As much as possible learning is self-directed: we observe and notice interests of the children and we help them in the process of goal-setting, developing the necessary skills, finding their learning style and appropriate resources, learning and reflecting on the process. We use the project-based homeschooling approach as an inspiration for addressing it in practice. Structured instruction is chosen when necessary to achieve specific goals. For example, workbooks are used to practice writing or math, kids are taking swimming lessons.

Holistic

We practice a holistic approach to learning: exploring different perspectives on a new phenomena, looking not only at its parts, but also interrelations between them, and studying things in a broader context.

Content-wise this comes as an exploration of various aspects of a theme or a project:

  • an ecosystem of elements;
  • cultural, natural, geographical and historical context;
  • relevant vocabulary and practical implications in everyday life;
  • related technical, art, crafts, dramatic representations and incorporation into play activities.

From a social perspective we view learning as legitimate peripheral participation. In practice that means that we are constantly looking for opportunities for meaningful activities, realistic settings and mixed-age groups. The kids are working with each other and parents on projects at home, participate in joint activities with friends or other contacts. They are also intentionally exposed to a variety of practices in the society through everyday life (=we take them everywhere safe enough to go). When possible, we ask the professionals involved to provide an opportunity to look ‘behind the scene’ (e.g. talk with a doctor about materials and instruments in the office) or to include kids in an activity (e.g. help to pack theater decorations after a performance). We include the kids in our own work/projects, adjusting the pace and expectations in such a way that they can play their own role in the whole.

Bilingual and multicultural

Our family is bilingual and multicultural (members of the family come from Netherlands, Suriname and different ethnic groups of Russia), so those things come back in the learning as well. Each parent communicates with the kids primarily in their native language, learning and reference materials are in Dutch and Russian (with an increasing use of English), reading and writing are introduced in both languages. Comparison of languages, looking for differences and similarities in alphabets, expressions, grammatical forms, etc., as well as underlying reasons for those, are often used as a starting point for a discussion about how languages work.
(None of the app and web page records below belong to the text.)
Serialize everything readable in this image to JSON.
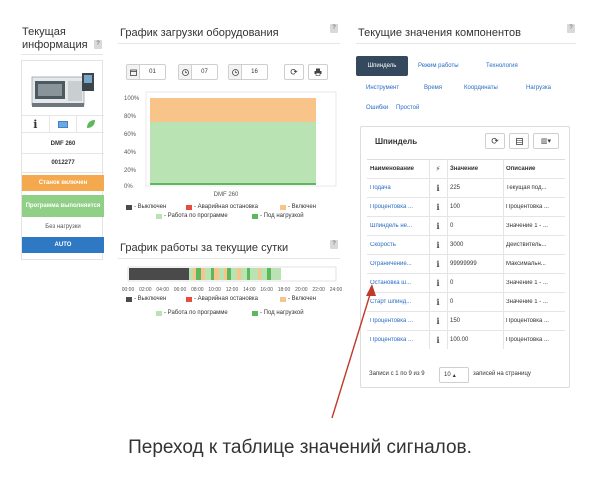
{
  "left": {
    "title": "Текущая информация",
    "help": "?",
    "model": "DMF 260",
    "serial": "0012277",
    "status_off": "Станок включен",
    "program": "Программа выполняется",
    "no_load": "Без нагрузки",
    "auto": "AUTO",
    "icons": [
      "info-icon",
      "window-icon",
      "leaf-icon"
    ]
  },
  "load_chart": {
    "title": "График загрузки оборудования",
    "help": "?",
    "toolbar": {
      "calendar_value": "01",
      "clock1_value": "07",
      "clock2_value": "16"
    },
    "machine_label": "DMF 260",
    "legend": [
      "- Выключен",
      "- Аварийная остановка",
      "- Включен",
      "- Работа по программе",
      "- Под нагрузкой"
    ]
  },
  "day_chart": {
    "title": "График работы за текущие сутки",
    "help": "?",
    "ticks": [
      "00:00",
      "02:00",
      "04:00",
      "06:00",
      "08:00",
      "10:00",
      "12:00",
      "14:00",
      "16:00",
      "18:00",
      "20:00",
      "22:00",
      "24:00"
    ],
    "legend": [
      "- Выключен",
      "- Аварийная остановка",
      "- Включен",
      "- Работа по программе",
      "- Под нагрузкой"
    ]
  },
  "components": {
    "title": "Текущие значения компонентов",
    "help": "?",
    "tabs": [
      "Шпиндель",
      "Режим работы",
      "Технология",
      "Инструмент",
      "Время",
      "Координаты",
      "Нагрузка",
      "Ошибки",
      "Простой"
    ],
    "table_title": "Шпиндель",
    "columns": [
      "Наименование",
      "⚡",
      "Значение",
      "Описание"
    ],
    "rows": [
      {
        "name": "Подача",
        "value": "225",
        "desc": "Текущая под..."
      },
      {
        "name": "Процентовка ...",
        "value": "100",
        "desc": "Процентовка ..."
      },
      {
        "name": "Шпиндель не...",
        "value": "0",
        "desc": "Значение 1 - ..."
      },
      {
        "name": "Скорость",
        "value": "3000",
        "desc": "Действитель..."
      },
      {
        "name": "Ограничение...",
        "value": "99999999",
        "desc": "Максимальн..."
      },
      {
        "name": "Остановка ш...",
        "value": "0",
        "desc": "Значение 1 - ..."
      },
      {
        "name": "Старт шпинд...",
        "value": "0",
        "desc": "Значение 1 - ..."
      },
      {
        "name": "Процентовка ...",
        "value": "150",
        "desc": "Процентовка ..."
      },
      {
        "name": "Процентовка ...",
        "value": "100.00",
        "desc": "Процентовка ..."
      }
    ],
    "footer_records": "Записи с 1 по 9 из 9",
    "page_size": "10",
    "footer_suffix": "записей на страницу"
  },
  "caption": "Переход к таблице значений сигналов.",
  "colors": {
    "off": "#4a4a4a",
    "alarm": "#e74c3c",
    "on": "#f9c48a",
    "program": "#b9e3b2",
    "load": "#5cb85c",
    "status_orange": "#f5a94e",
    "status_green": "#8fcf86",
    "auto_blue": "#2f78c4",
    "tab_active": "#34495e"
  }
}
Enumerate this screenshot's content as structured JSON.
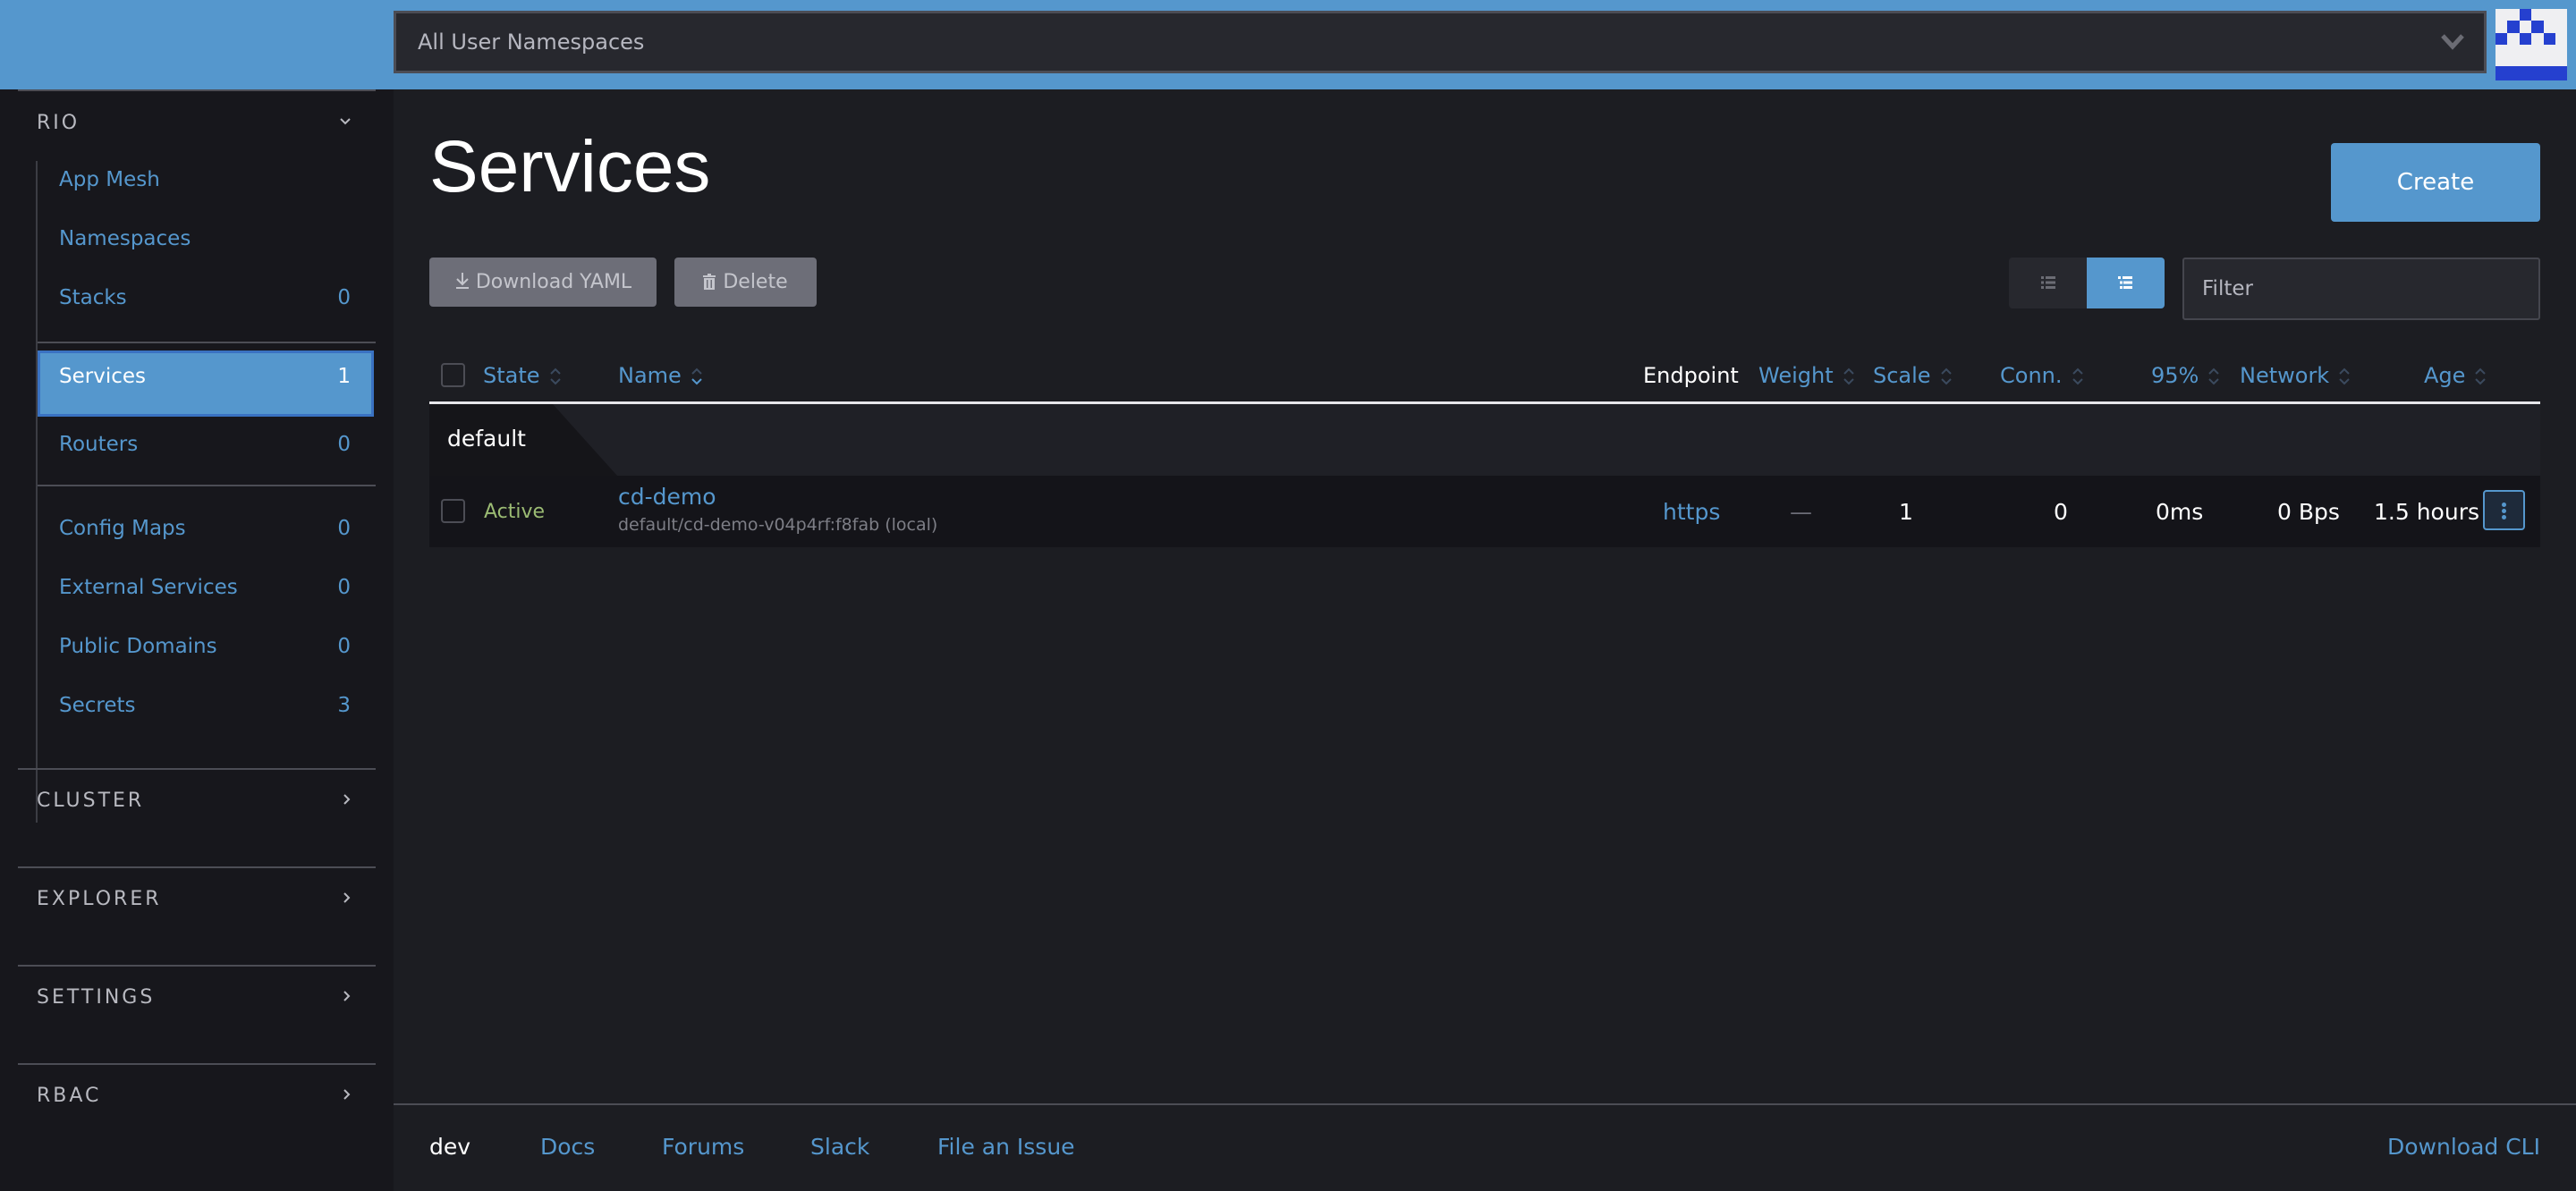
{
  "header": {
    "namespace_select": "All User Namespaces",
    "brand_color": "#5597cd"
  },
  "sidebar": {
    "groups": [
      {
        "label": "RIO",
        "expanded": true
      },
      {
        "label": "CLUSTER",
        "expanded": false
      },
      {
        "label": "EXPLORER",
        "expanded": false
      },
      {
        "label": "SETTINGS",
        "expanded": false
      },
      {
        "label": "RBAC",
        "expanded": false
      }
    ],
    "items": [
      {
        "label": "App Mesh",
        "count": ""
      },
      {
        "label": "Namespaces",
        "count": ""
      },
      {
        "label": "Stacks",
        "count": "0"
      },
      {
        "label": "Services",
        "count": "1",
        "active": true
      },
      {
        "label": "Routers",
        "count": "0"
      },
      {
        "label": "Config Maps",
        "count": "0"
      },
      {
        "label": "External Services",
        "count": "0"
      },
      {
        "label": "Public Domains",
        "count": "0"
      },
      {
        "label": "Secrets",
        "count": "3"
      }
    ]
  },
  "main": {
    "title": "Services",
    "create_label": "Create",
    "download_yaml_label": "Download YAML",
    "delete_label": "Delete",
    "filter_placeholder": "Filter",
    "view_toggle": {
      "options": [
        "flat-list",
        "grouped-list"
      ],
      "selected": "grouped-list"
    }
  },
  "table": {
    "columns": [
      "State",
      "Name",
      "Endpoint",
      "Weight",
      "Scale",
      "Conn.",
      "95%",
      "Network",
      "Age"
    ],
    "groups": [
      {
        "name": "default",
        "rows": [
          {
            "state": "Active",
            "name": "cd-demo",
            "subtitle": "default/cd-demo-v04p4rf:f8fab (local)",
            "endpoint": "https",
            "weight": "—",
            "scale": "1",
            "conn": "0",
            "p95": "0ms",
            "network": "0 Bps",
            "age": "1.5 hours"
          }
        ]
      }
    ]
  },
  "footer": {
    "version": "dev",
    "links": [
      "Docs",
      "Forums",
      "Slack",
      "File an Issue"
    ],
    "download_cli": "Download CLI"
  }
}
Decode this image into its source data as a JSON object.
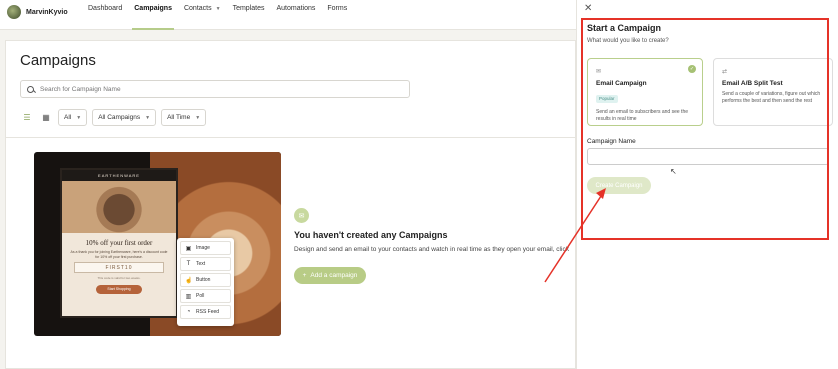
{
  "brand": {
    "name": "MarvinKyvio"
  },
  "nav": {
    "items": [
      {
        "label": "Dashboard"
      },
      {
        "label": "Campaigns"
      },
      {
        "label": "Contacts"
      },
      {
        "label": "Templates"
      },
      {
        "label": "Automations"
      },
      {
        "label": "Forms"
      }
    ]
  },
  "page": {
    "title": "Campaigns",
    "search_placeholder": "Search for Campaign Name",
    "filters": {
      "status": "All",
      "type": "All Campaigns",
      "time": "All Time"
    }
  },
  "preview": {
    "brand_header": "EARTHENWARE",
    "headline": "10% off your first order",
    "body": "As a thank you for joining Earthenware, here's a discount code for 10% off your first purchase.",
    "code": "FIRST10",
    "note": "This code is valid for two weeks.",
    "cta": "Start Shopping",
    "blocks": [
      "Image",
      "Text",
      "Button",
      "Poll",
      "RSS Feed"
    ]
  },
  "empty_state": {
    "title": "You haven't created any Campaigns",
    "description": "Design and send an email to your contacts and watch in real time as they open your email, click",
    "button": "Add a campaign"
  },
  "panel": {
    "title": "Start a Campaign",
    "subtitle": "What would you like to create?",
    "options": [
      {
        "title": "Email Campaign",
        "badge": "Popular",
        "description": "Send an email to subscribers and see the results in real time"
      },
      {
        "title": "Email A/B Split Test",
        "description": "Send a couple of variations, figure out which performs the best and then send the rest"
      }
    ],
    "name_label": "Campaign Name",
    "name_value": "",
    "create_button": "Create Campaign"
  },
  "colors": {
    "accent": "#b8cc86",
    "highlight": "#e53228"
  }
}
The same is true about cultural awareness – exposure to different cultures through everyday life, contacts in the family, friends or travel serves as a starting point for discussion about cultural practices, geography, history, religion. In addition, differences in materials and media, for example in representation of events of the Second World War in the Netherlands and Russia, are used to introduce reflective and critical thinking. Next to participation in the local events and regular contacts in the Dutch society, being members of the homeschooling community exposes the kids to the people from a variety of ethnic, religious and socio-economic backgrounds.

How do we facilitate learning in this way?

The choices of facilitating learning of our children build on practices of supporting informal learning of professionals in organisations, since it gives insights into the ways of bringing together personal choices and external requirements. When translated to a homeschooling situation, activities of facilitating unschooling fall into three categories:

  • bridging the gap between interests of a child and external expectations (practices in a society, formal educational requirements, job-market demands);
  • making sure that contextual factors (family culture, social environment, space and resources available) support learning;
  • embedding learning opportunities and facilitation into everyday life, daily routines, family activities and practices outside of the house.

In the following sections each of these three categories is described in more detail: